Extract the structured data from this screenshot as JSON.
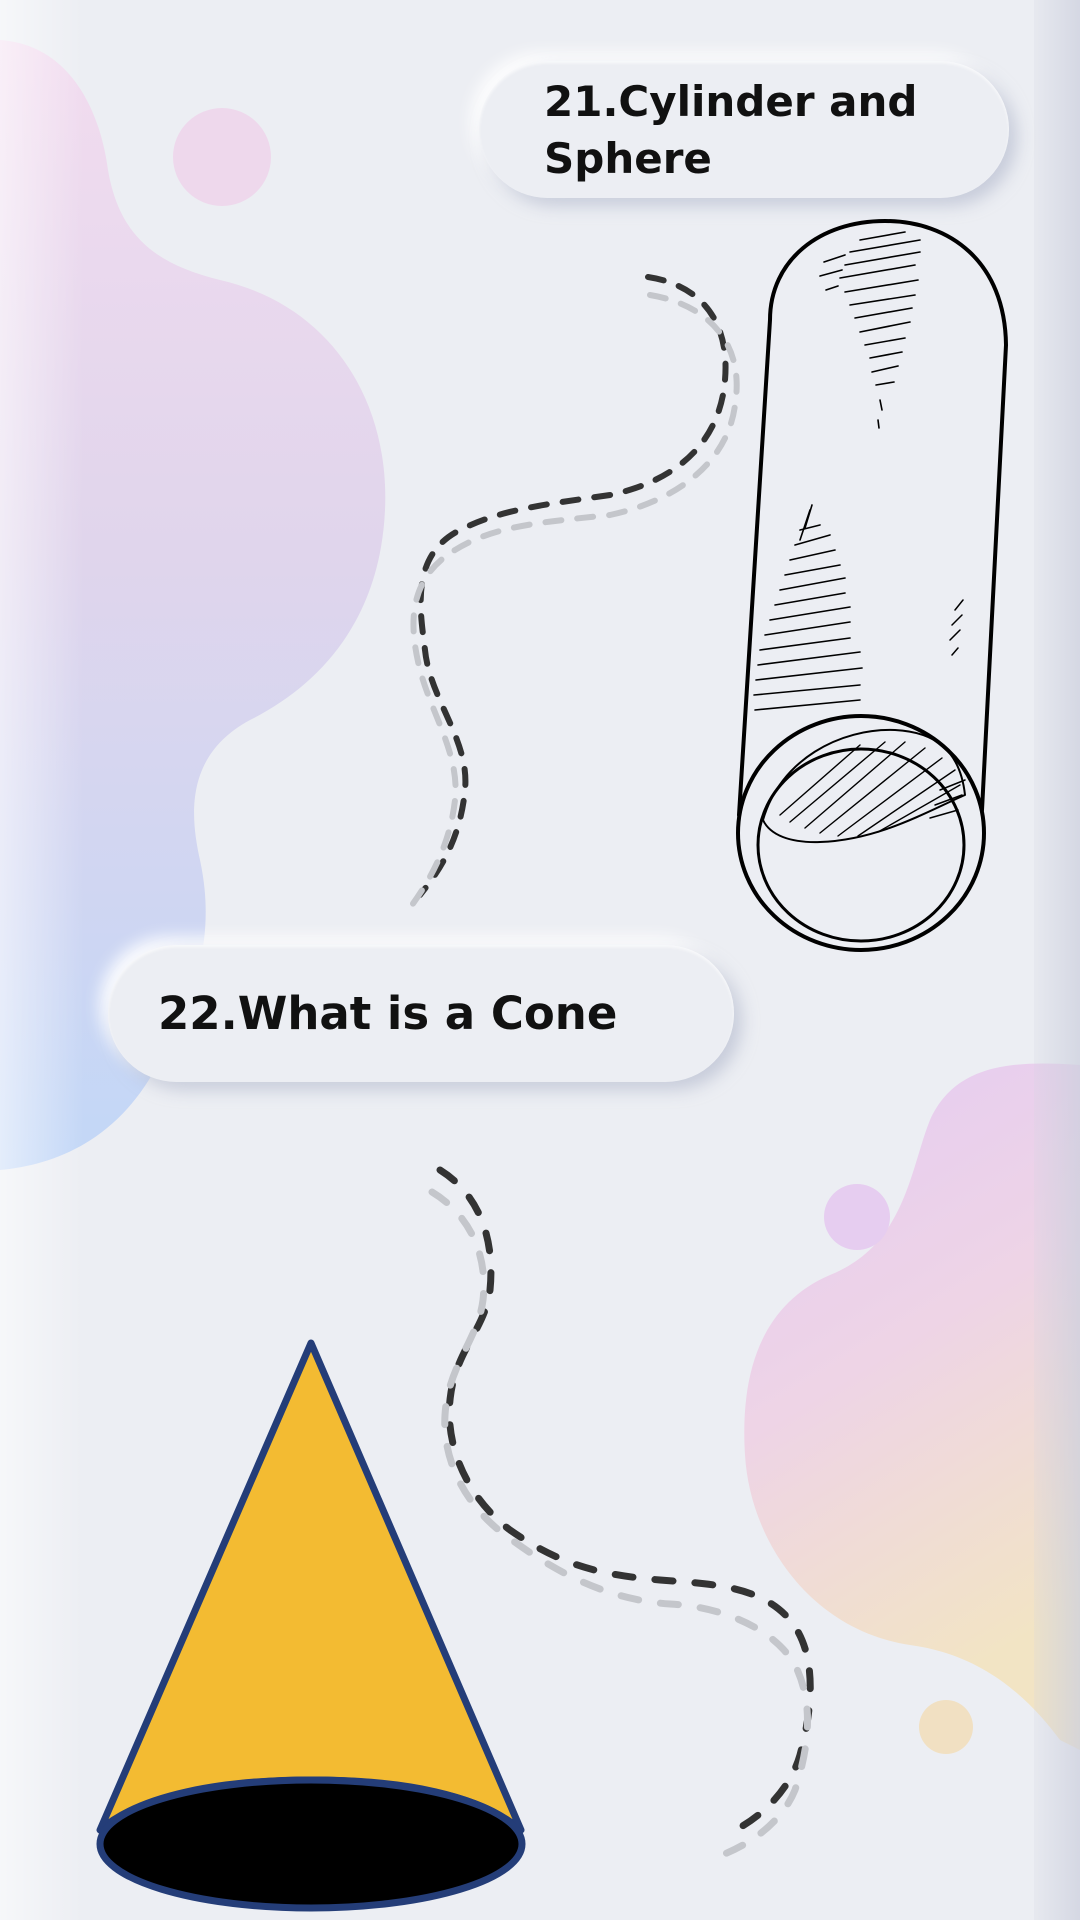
{
  "sections": [
    {
      "heading": "21.Cylinder and Sphere"
    },
    {
      "heading": "22.What is a Cone"
    }
  ],
  "colors": {
    "background": "#eceef3",
    "cone_fill": "#f3bb32",
    "cone_outline": "#243d78",
    "cone_base": "#000000",
    "blob_pink": "#ecd6ee",
    "blob_blue": "#c4d6f5",
    "blob_purple": "#e3c9f2",
    "blob_peach": "#f1e1c4",
    "dash_dark": "#333333",
    "dash_light": "#c4c6cb"
  },
  "illustrations": [
    {
      "icon": "cylinder-sketch-icon"
    },
    {
      "icon": "cone-icon"
    }
  ]
}
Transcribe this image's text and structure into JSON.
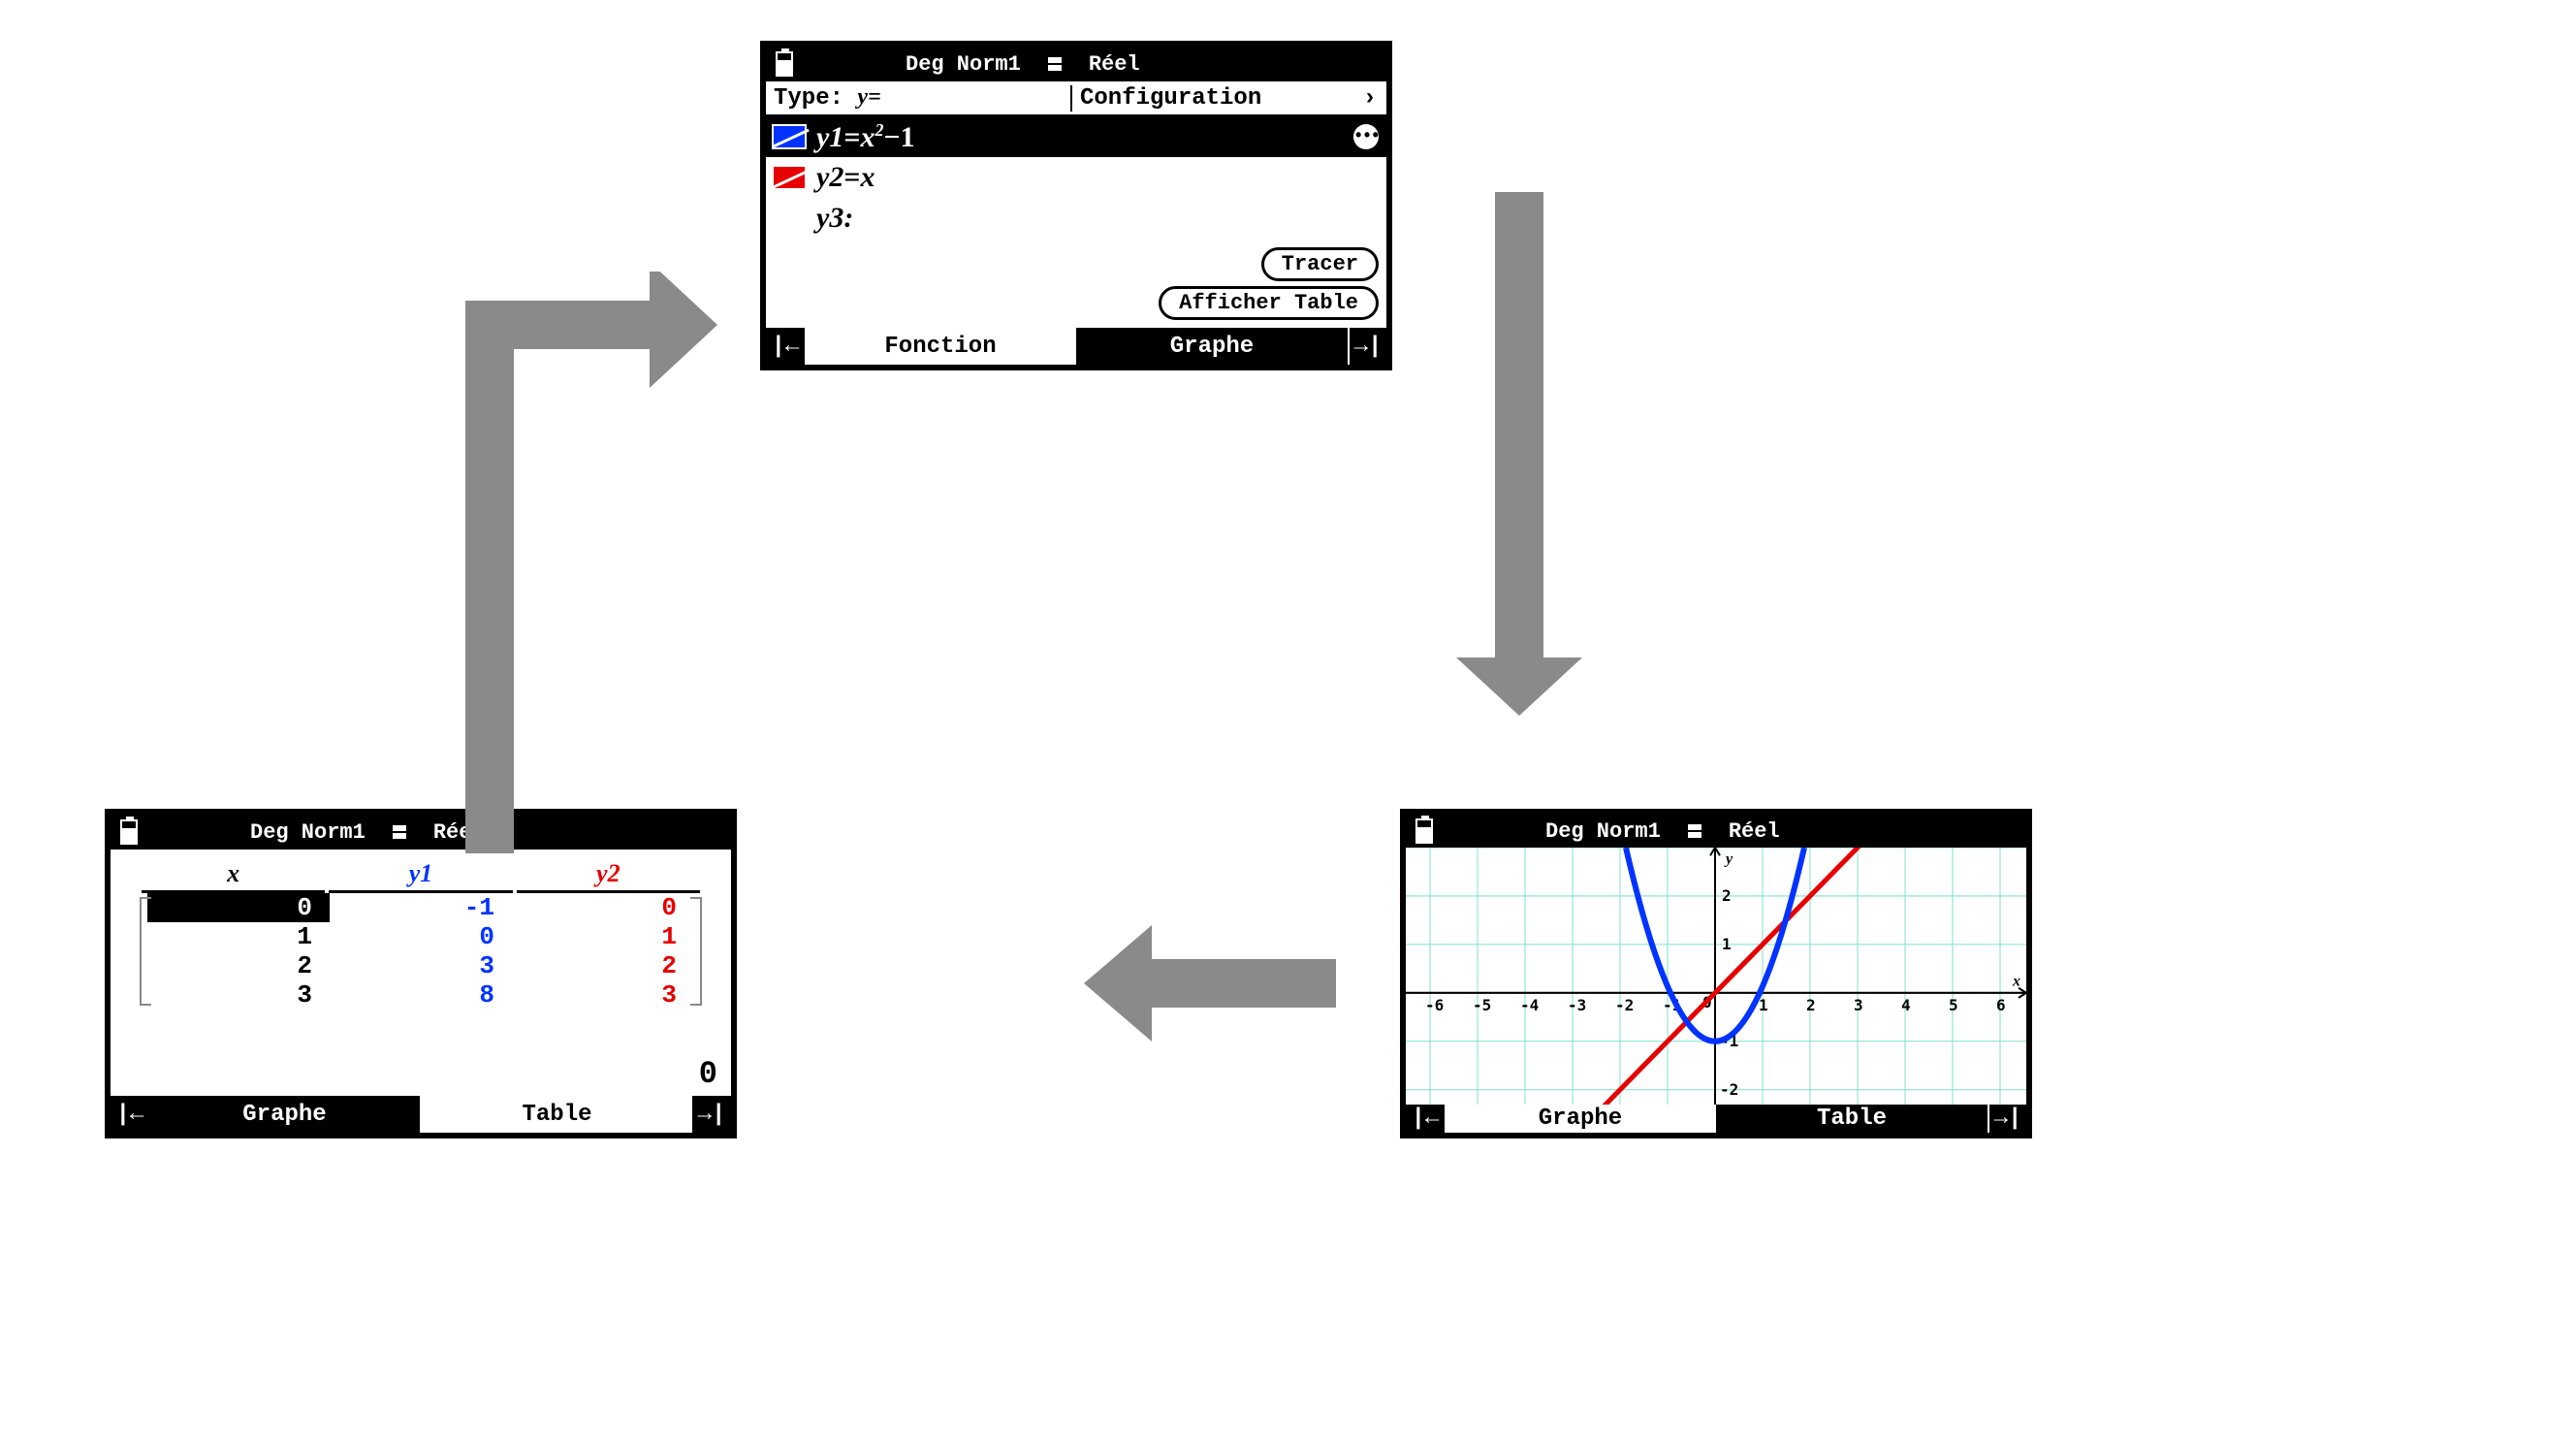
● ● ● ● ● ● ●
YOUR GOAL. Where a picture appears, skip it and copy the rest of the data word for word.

EXPECTED ANSWER.
Extract the structured data from this screenshot as JSON.
{
  "sections": [
    {
      "heading": "21.Cylinder and Sphere"
    },
    {
      "heading": "22.What is a Cone"
    }
  ],
  "colors": {
    "background": "#eceef3",
    "cone_fill": "#f3bb32",
    "cone_outline": "#243d78",
    "cone_base": "#000000",
    "blob_pink": "#ecd6ee",
    "blob_blue": "#c4d6f5",
    "blob_purple": "#e3c9f2",
    "blob_peach": "#f1e1c4",
    "dash_dark": "#333333",
    "dash_light": "#c4c6cb"
  },
  "illustrations": [
    {
      "icon": "cylinder-sketch-icon"
    },
    {
      "icon": "cone-icon"
    }
  ]
}
Transcribe this image's text and structure into JSON.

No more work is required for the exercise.